- where there’s an interconnecting door between the buggy room and another part of the building, this should also provide at least 60 minutes’ fire resistance
- where a buggy room is provided in a detached structure, this should be of noncombustible construction and ideally be situated at least 10m from the living accommodation
- automatic fire detection should be provided in charging areas
Providers of sheltered housing and similar accommodation should have a policy relating to the use and charging of mobility scooters in each of their premises. They should also liaise with their insurers with regard to these provisions. The maximum number of scooters that may be safely stored and charged in the buggy room should be recognised in these plans. The demand for provisions for mobility scooters is now such that some housing providers have to control their numbers on a ‘first come, first served’ basis, with a waiting list of residents who wish to purchase a scooter.

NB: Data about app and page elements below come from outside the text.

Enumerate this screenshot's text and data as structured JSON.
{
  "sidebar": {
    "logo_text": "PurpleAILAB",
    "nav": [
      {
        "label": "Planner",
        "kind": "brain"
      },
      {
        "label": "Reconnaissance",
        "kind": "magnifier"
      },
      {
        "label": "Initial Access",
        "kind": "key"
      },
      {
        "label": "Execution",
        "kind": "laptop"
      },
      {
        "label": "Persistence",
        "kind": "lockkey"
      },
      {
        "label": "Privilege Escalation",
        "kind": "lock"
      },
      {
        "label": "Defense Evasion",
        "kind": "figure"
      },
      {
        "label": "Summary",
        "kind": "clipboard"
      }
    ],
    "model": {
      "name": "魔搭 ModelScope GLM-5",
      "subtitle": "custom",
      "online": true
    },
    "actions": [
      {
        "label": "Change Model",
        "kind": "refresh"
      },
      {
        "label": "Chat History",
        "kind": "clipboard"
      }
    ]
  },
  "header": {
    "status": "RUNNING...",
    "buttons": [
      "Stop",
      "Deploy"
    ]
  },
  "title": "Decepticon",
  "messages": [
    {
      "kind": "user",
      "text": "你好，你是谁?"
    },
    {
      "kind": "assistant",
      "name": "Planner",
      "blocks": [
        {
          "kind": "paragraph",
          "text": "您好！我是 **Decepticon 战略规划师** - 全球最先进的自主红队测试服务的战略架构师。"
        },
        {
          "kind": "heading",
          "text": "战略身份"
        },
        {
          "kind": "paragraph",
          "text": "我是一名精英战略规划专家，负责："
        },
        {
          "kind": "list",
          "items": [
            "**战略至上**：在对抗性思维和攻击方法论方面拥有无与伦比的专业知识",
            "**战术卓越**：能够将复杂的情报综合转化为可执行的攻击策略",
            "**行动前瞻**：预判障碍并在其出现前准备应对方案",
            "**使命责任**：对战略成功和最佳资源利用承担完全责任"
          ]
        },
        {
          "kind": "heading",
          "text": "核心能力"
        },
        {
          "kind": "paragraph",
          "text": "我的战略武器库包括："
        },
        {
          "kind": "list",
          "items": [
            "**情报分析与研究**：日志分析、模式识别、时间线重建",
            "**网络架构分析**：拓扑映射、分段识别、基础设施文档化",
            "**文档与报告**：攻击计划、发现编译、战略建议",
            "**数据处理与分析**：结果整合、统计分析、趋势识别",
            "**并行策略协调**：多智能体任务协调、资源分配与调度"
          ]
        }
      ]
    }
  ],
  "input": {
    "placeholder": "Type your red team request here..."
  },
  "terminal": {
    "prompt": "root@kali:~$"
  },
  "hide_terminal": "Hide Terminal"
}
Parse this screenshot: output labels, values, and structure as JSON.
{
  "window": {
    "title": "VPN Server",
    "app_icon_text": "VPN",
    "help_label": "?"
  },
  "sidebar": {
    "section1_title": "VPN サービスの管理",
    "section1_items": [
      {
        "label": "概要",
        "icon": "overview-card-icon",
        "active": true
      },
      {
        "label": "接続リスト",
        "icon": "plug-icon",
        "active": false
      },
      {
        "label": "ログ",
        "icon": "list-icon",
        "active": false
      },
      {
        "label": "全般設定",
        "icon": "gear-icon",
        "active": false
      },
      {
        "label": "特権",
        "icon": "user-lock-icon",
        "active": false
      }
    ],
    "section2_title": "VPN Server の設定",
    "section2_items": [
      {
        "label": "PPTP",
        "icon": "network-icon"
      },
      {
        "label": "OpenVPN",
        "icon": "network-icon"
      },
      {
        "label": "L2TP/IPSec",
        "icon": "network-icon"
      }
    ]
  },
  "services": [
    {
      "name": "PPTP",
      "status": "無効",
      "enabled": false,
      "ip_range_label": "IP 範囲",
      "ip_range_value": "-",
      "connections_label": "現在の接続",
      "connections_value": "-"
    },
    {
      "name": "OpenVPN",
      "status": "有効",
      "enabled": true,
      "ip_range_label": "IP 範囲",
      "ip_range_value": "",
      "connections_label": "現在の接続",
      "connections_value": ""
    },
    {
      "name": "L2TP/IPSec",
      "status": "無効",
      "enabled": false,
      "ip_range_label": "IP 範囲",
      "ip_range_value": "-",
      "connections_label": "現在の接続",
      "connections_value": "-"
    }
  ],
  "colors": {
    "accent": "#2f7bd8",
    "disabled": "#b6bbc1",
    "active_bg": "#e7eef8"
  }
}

It is not unusual for fire risk assessors to encounter buggies that have been brought into a building and taken to upper floors in a lift. The introduction and movement of buggies within a building should be in compliance with the housing association or provider’s policy. Class 2 scooters are smaller, lighter and more manoeuvrable than road going devices and may be allowed into buildings provided the organisation’s rules are observed. No buggy, however, should be left parked, even temporarily, in an escape route or other circulation space where they may form an obstruction or potential source of ignition. Buggies should never be charged in escape routes.
Further information relating to the charging of buggies and other forms of electric vehicles is set out in RC59: Fire safety when charging electric vehicles3.
Mobility scooters are not going to go away; they are a novel form of transport that is here to stay. Wherever they are present, they must be addressed in the fire risk assessment for the premises, carried out in compliance with fire safety legislation. They need somewhere safe to be housed and charged, and they need to be managed so as not to present a fire hazard to their owners or others in the neighbourhood.
Adair Lewis is a technical consultant for the Fire Protection Association.
1. www.gov.uk/mobility-scootersand- powered-wheelchairsrules/ vehicle-tax-registrationand- insurance
2. Heat release and smoke production from burning mobility scooters, BRE Trust Project 232-14- RM, 2015, Building Research Establishment
3. RC59: Risk control: Fire safety when charging electric vehicles, 2012, published by the Fire Protection Association on behalf of RISCAuthority